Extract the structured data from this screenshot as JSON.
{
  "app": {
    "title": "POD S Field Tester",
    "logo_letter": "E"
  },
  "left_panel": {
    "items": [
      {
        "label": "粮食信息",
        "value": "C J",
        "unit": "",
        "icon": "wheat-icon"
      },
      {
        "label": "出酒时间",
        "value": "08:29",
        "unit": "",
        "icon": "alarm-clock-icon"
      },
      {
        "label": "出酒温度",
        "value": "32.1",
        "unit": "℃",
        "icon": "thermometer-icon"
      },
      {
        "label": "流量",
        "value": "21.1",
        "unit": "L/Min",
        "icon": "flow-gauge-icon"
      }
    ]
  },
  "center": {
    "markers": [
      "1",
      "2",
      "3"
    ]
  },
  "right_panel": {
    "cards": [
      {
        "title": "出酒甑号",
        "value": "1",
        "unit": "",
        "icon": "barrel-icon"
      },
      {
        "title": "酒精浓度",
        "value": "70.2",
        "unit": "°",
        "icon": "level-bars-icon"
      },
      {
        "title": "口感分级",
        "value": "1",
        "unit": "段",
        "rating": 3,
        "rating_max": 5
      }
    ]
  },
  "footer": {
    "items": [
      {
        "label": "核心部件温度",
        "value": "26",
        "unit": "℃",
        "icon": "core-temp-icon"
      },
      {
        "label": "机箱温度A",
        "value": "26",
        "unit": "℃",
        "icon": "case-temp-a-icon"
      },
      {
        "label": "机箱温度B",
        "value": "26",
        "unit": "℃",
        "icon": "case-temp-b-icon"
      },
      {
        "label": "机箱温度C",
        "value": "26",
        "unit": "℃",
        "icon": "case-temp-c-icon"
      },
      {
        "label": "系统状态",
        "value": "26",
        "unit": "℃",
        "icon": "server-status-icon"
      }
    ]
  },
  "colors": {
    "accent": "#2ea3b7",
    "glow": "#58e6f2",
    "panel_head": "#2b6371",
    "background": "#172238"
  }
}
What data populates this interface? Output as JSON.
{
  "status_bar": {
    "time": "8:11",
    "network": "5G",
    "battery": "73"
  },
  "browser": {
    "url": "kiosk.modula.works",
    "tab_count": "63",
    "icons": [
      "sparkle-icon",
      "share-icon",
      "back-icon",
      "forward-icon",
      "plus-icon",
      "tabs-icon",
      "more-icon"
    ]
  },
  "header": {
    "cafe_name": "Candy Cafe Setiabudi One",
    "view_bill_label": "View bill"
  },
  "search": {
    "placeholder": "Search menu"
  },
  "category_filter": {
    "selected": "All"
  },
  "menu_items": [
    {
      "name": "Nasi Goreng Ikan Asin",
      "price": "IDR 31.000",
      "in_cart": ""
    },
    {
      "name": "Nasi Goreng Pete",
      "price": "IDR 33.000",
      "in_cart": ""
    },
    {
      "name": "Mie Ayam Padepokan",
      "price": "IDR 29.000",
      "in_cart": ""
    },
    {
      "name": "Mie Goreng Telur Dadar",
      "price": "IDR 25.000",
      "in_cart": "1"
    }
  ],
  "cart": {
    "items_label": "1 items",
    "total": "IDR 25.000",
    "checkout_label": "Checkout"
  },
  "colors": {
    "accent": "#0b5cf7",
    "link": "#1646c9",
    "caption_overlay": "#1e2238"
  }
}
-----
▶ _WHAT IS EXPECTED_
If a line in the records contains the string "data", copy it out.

▶ _RESPONSE TO THIS TASK_
Extract the structured data from this screenshot as JSON.
What data populates this interface? Output as JSON.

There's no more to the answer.